            The   triggering black rectangles is truly batshit.

            • jwz says:

              Well, the translate3d trick doesn't seem to make a visible difference in speed, and it would take a bit more restructuring to make that work with scaling and rotation. (See convert_to_3d in the new code).

              You might have been right about the width: 100% -- it also works with auto -- but the truncation thing seems to be even weirder than that: if I set a background color and border on the .ticker>span it's clearer what's going on: the thing is still sliding in, but sometimes it just doesn't get around to rendering the foreground bits for a while! E.g., the background color will render, but the text and border are missing for up to a couple of seconds and then they paint in all at once, as if it's just taking its time paging those bits in from whatever buffer they are stored in.

              Which makes all kinds of sense, since this thing doesn't have spinning platters for storage... I guess it's blowing a tile cache and re-rendering?

              I enjoy my "glitch" tag, but come on.

  6. Andrew says:

    I have a 2005 era G4 mini that I'm not using, probably insufficient both on clock speed and OS/browser compatibility, but let me know if you want to give it a shot.

    • jwz says:

      Thanks, but no. G4s can't do anything useful with modern web pages. I've tried.

      • Andrew says:

        That was my fear, I got nowhere trying to get to your test URL, but figured it didn't hurt to offer

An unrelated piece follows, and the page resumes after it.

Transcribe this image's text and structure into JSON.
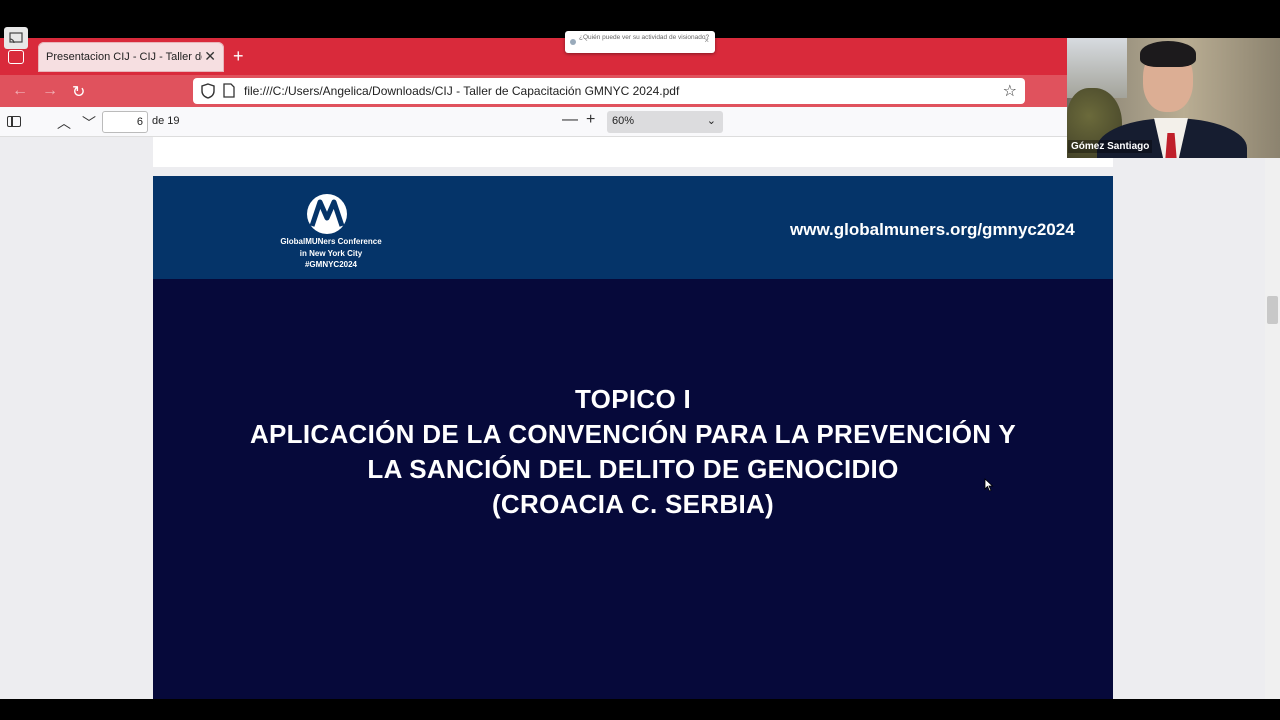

  7. Jonathan says:

    I don't have such a machine to donate, I'm sorry.

    Unsolicited, half-baked suggestion incoming: I looked at doing something like this in my last job. The raspberry pis are crap at doing the rendering themselves, but they are surprisingly good at processing video (once you've paid to unlock the MPEG decoding features of the GPU). My (never finished) intention at $job-1 was to do the webpage-rendering-to-video crunching on a (more powerful than Pi) server somewhere and stream video to the Pi(s) over Ethernet. Alas, I think the eventual solution used was to put a full-blown PC in every display screen on campus running 24/7 to render what was essentially a static slideshow. And mother earth weeps.

  8. Peter Bierman says:

    Email me with a shipping address and I'll get you a new one.

    • jwz says:

      That would be lovely, thank you! DNA Lounge, 375 Eleventh St. San Francisco CA 94103.

      • Peter Bierman says:

        Ok, it's on the way.

      • I just got the missing mini-HDMI adapter I needed to test the 2009 Mac Mini and the animation looks pretty good, though Safari isn't double buffering and I notice the slight sheer between frames which IMO looks line for an information screen. Heck, the world is full of bars where people sit around and watch NFL through the lens of mpeg4 corruption...

        ... but it looks like you're sorted. If not, holler, and I'll drop this thing in the post.

  9. An Intel NUC may be to your liking? One with 2 2.8GHz cores, 8GB RAM, a 120GB SSD, and that is "4K Capable" isn't cheap ($629), but if form factor/size/space is a significant concern, and you can't get something fast enough donated, that may be a good option. Here's the Amazon link.